From the Cleveland Daily Banner…
A small earthquake took place in southern Bradley County early Monday morning, according to the United States Geological Survey.
The 1.7-magnitude earthquake was recorded around 4:30 a.m. about five miles southwest of Wildwood Lake in Bradley County.
The Wildwood Lake area is located between Highway 60 and Spring Place Road S.E.
The earthquake occurred at a depth of about three miles.
In news today…
The TSSAA forced the McMinn County Cherokees to forfeit their 2nd round playoff game against Kingsport’s Dobyns-Bennett due to a player having a positive COVID-19 case. In a letter sent to both principals the TSSAA said they wanted a game to be played between the teams today, but did not receive the necessary verification from the McMinn County Health Department that proper contact tracing was done at the school in this case. McMinn County’s season is over. Dobyns-Bennett advances to meet Maryville in the quarterfinals.
Also from the Chattanooga Times Free Press…
While Tennessee‘s violent crime figures fell 8.4% overall during the first seven months of the coronavirus pandemic, gun-related violent crimes rose 25% and aggravated assaults with a firearm jumped more than 40%.
In the stand-alone category of homicide with a firearm, meanwhile, figures rose just shy of 50% during the March-through-September 2020 period over 2019, rising from 224 homicides last year during the seven-month period to 335 this year.
That’s the grim assessment Tennessee Bureau of Investigation Director David Rausch provided last week when the former Knoxville police chief went before Gov. Bill Lee for the agency’s fiscal year 2021-2022 budget hearing.

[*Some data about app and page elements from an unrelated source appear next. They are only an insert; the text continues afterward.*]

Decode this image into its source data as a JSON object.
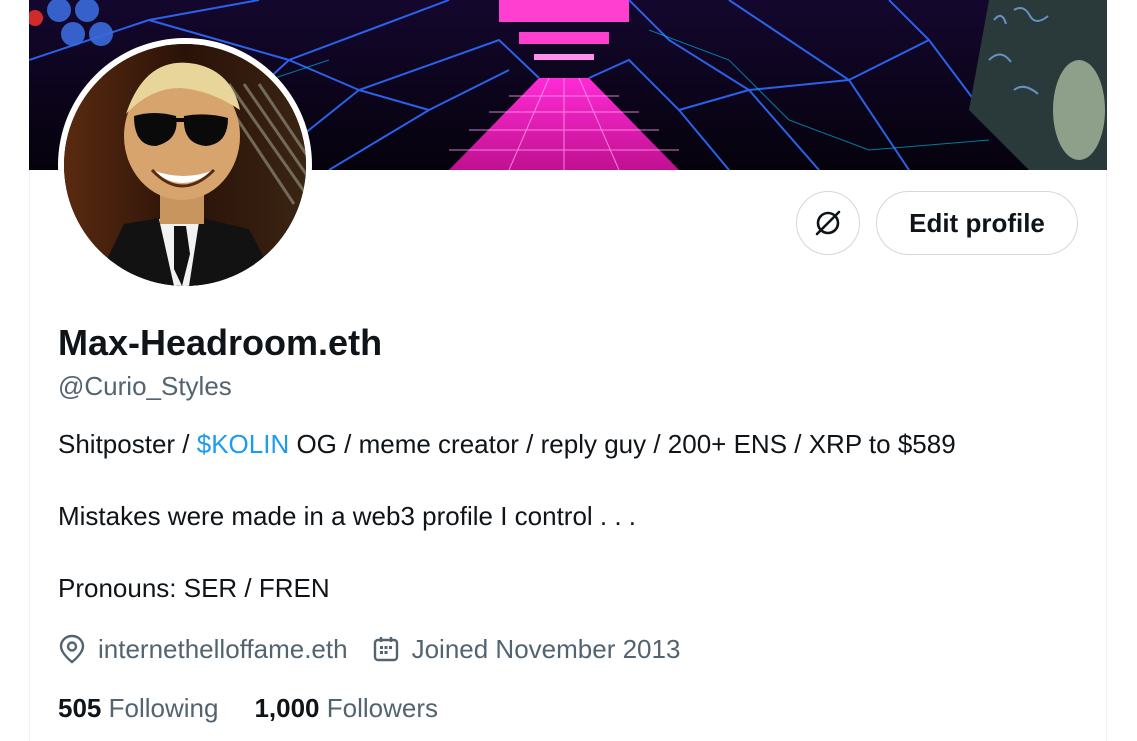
{
  "profile": {
    "display_name": "Max-Headroom.eth",
    "handle": "@Curio_Styles",
    "bio": {
      "line1_pre": "Shitposter / ",
      "line1_link": "$KOLIN",
      "line1_post": " OG / meme creator / reply guy / 200+ ENS / XRP to $589",
      "line2": "Mistakes were made in a web3 profile I control . . .",
      "line3": "Pronouns: SER / FREN"
    },
    "location": "internethelloffame.eth",
    "joined": "Joined November 2013",
    "following_count": "505",
    "following_label": " Following",
    "followers_count": "1,000",
    "followers_label": " Followers"
  },
  "actions": {
    "edit_profile_label": "Edit profile",
    "more_icon": "no-sign-icon"
  },
  "colors": {
    "text_primary": "#0f1419",
    "text_secondary": "#536471",
    "link": "#1d9bf0",
    "border": "#cfd9de"
  }
}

Aggravated assault with a firearm rose from 2019’s 8,841 to 12,776 during the seven-month period, TBI figures show.
Mental health and wellness are a “major issue in COVID,” according to Rausch. An internal TBI study showed “concerning numbers” involving officer-involved shootings, he said.
Since the beginning of March, there have been 32 officer-involved shootings investigated by TBI agents, according to Rausch.